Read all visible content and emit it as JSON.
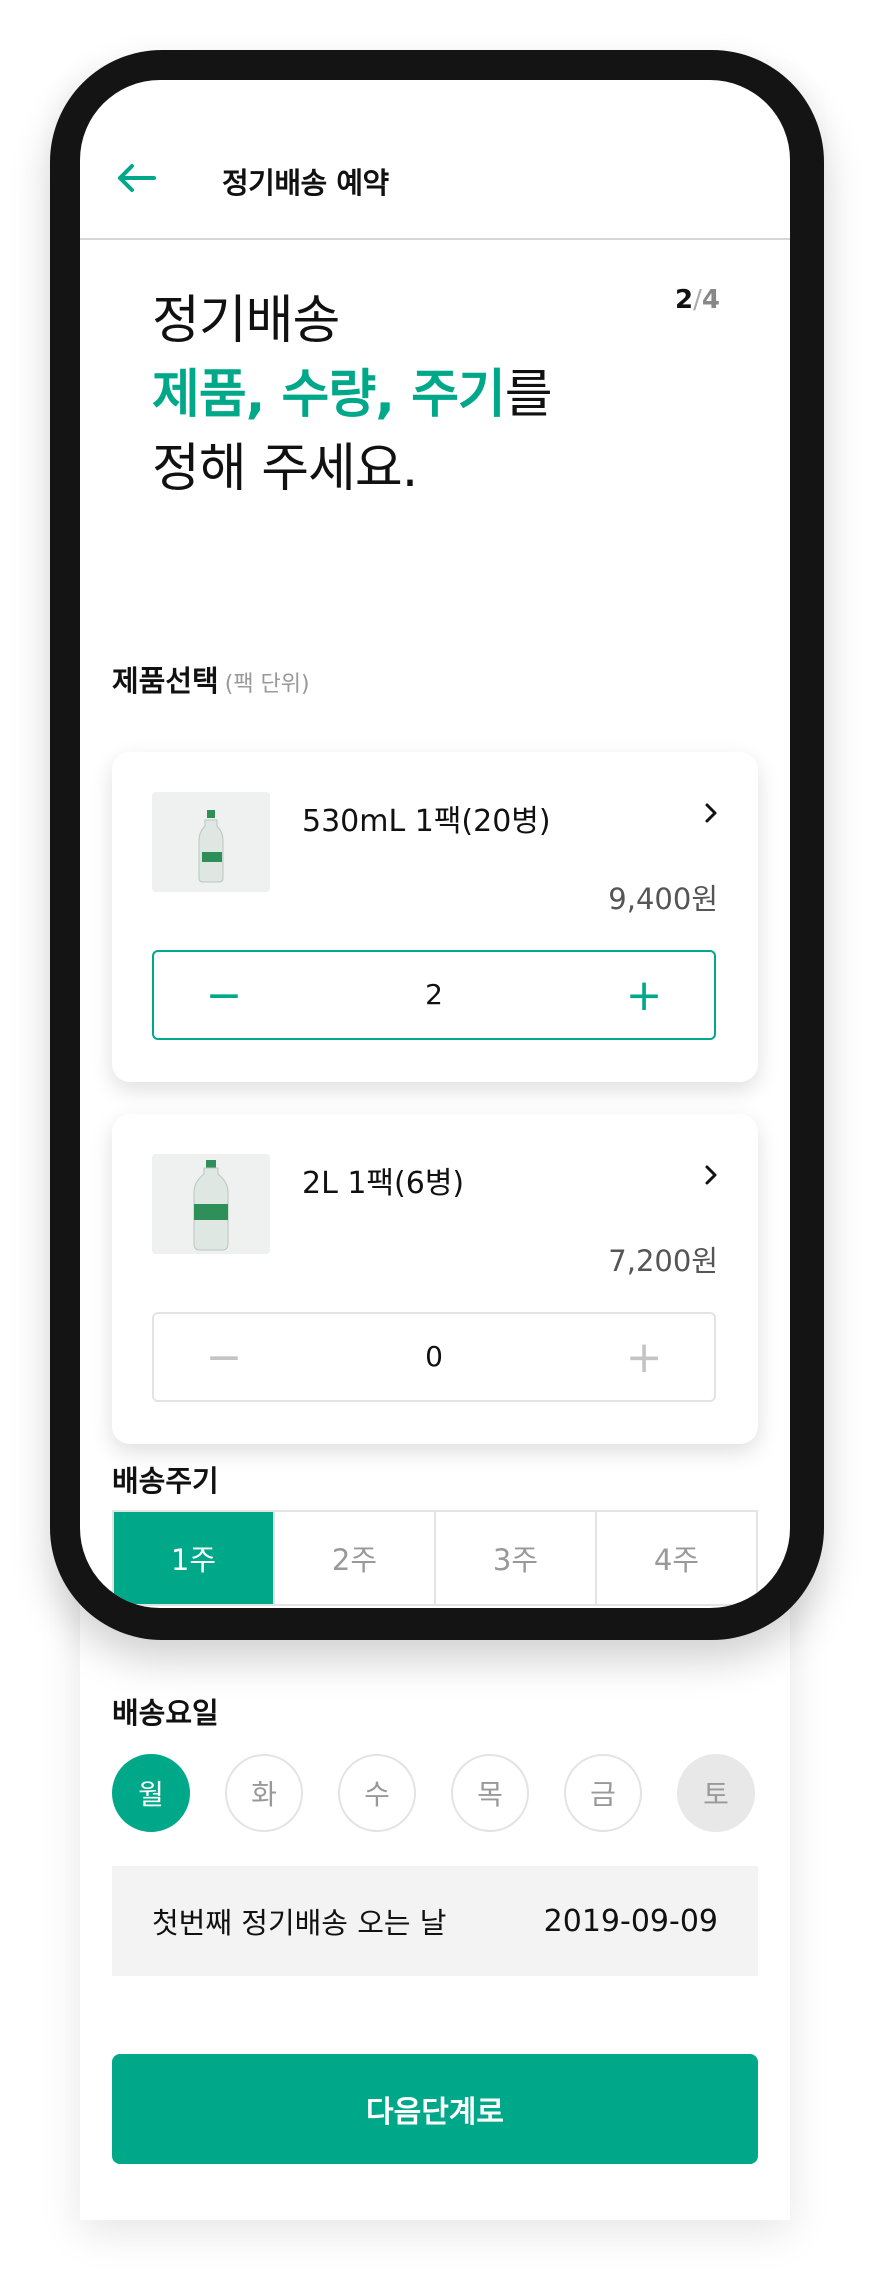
{
  "header": {
    "title": "정기배송 예약",
    "back_icon": "arrow-left-icon"
  },
  "hero": {
    "line1": "정기배송",
    "accent": "제품, 수량, 주기",
    "particle": "를",
    "line3": "정해 주세요."
  },
  "step": {
    "current": "2",
    "separator": "/",
    "total": "4"
  },
  "products_section": {
    "label": "제품선택",
    "sub": "(팩 단위)"
  },
  "products": [
    {
      "name": "530mL 1팩(20병)",
      "price": "9,400원",
      "quantity": "2",
      "minus": "−",
      "plus": "+"
    },
    {
      "name": "2L 1팩(6병)",
      "price": "7,200원",
      "quantity": "0",
      "minus": "−",
      "plus": "+"
    }
  ],
  "cycle_section": {
    "label": "배송주기",
    "tabs": [
      "1주",
      "2주",
      "3주",
      "4주"
    ],
    "selected": "1주"
  },
  "day_section": {
    "label": "배송요일",
    "days": [
      "월",
      "화",
      "수",
      "목",
      "금",
      "토"
    ],
    "selected": "월",
    "disabled": "토"
  },
  "first_delivery": {
    "label": "첫번째 정기배송 오는 날",
    "date": "2019-09-09"
  },
  "next_button": {
    "label": "다음단계로"
  },
  "colors": {
    "accent": "#00a88a",
    "frame": "#141414",
    "muted": "#999999"
  }
}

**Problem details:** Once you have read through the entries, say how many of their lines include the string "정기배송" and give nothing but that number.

**Answer to this exercise:** 3